(WORK TO BE COMPLETED)
Leave every picture out. Set down all the lines below exactly.

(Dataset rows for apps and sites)
◆ ◆ ◆ ◆ ◆
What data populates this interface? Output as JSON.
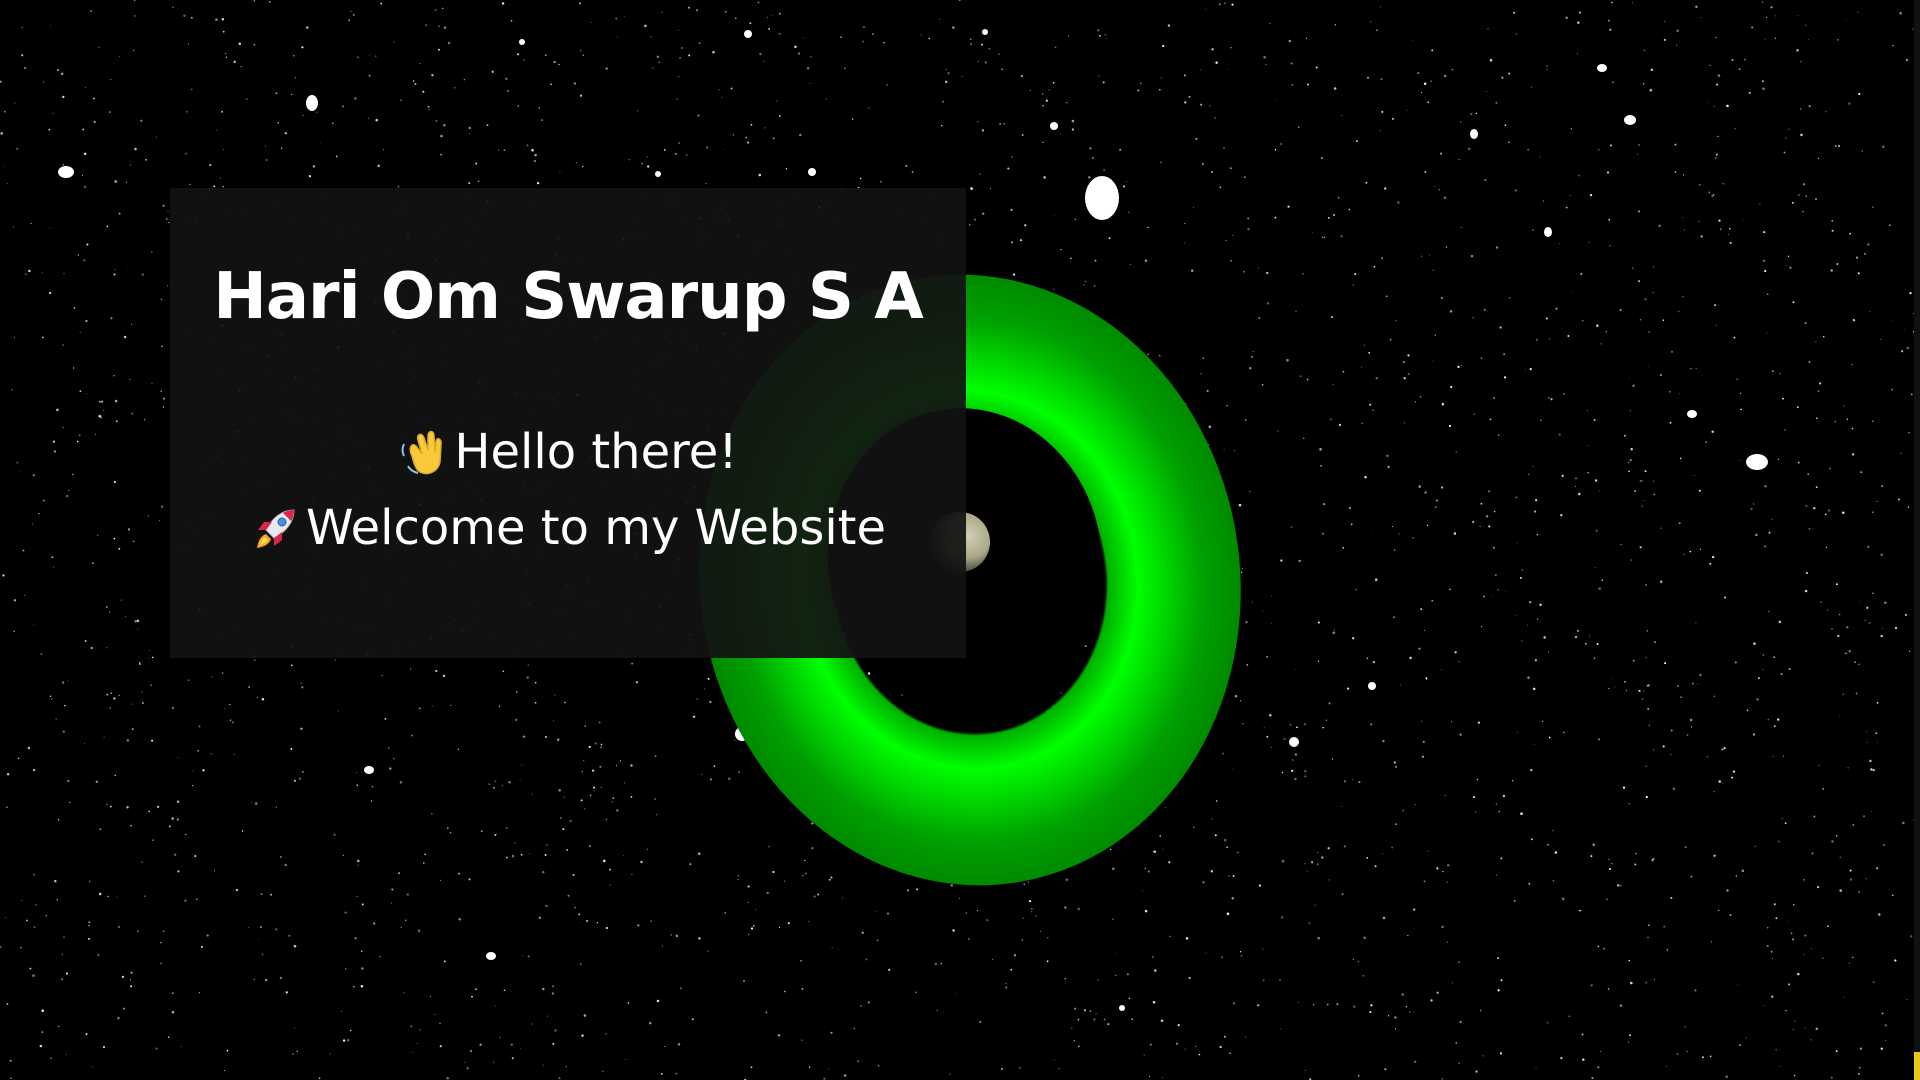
{
  "hero": {
    "name": "Hari Om Swarup S A",
    "greeting": "Hello there!",
    "welcome": "Welcome to my Website",
    "greeting_icon": "waving-hand-icon",
    "welcome_icon": "rocket-icon"
  },
  "colors": {
    "background": "#000000",
    "card": "#121212",
    "torus": "#00ff00",
    "text": "#ffffff",
    "scroll_accent": "#e6c51f"
  }
}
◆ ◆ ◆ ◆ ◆
(OUTPUT FOR THIS EXERCISE)
What data populates this interface? Output as JSON.
{
  "hero": {
    "name": "Hari Om Swarup S A",
    "greeting": "Hello there!",
    "welcome": "Welcome to my Website",
    "greeting_icon": "waving-hand-icon",
    "welcome_icon": "rocket-icon"
  },
  "colors": {
    "background": "#000000",
    "card": "#121212",
    "torus": "#00ff00",
    "text": "#ffffff",
    "scroll_accent": "#e6c51f"
  }
}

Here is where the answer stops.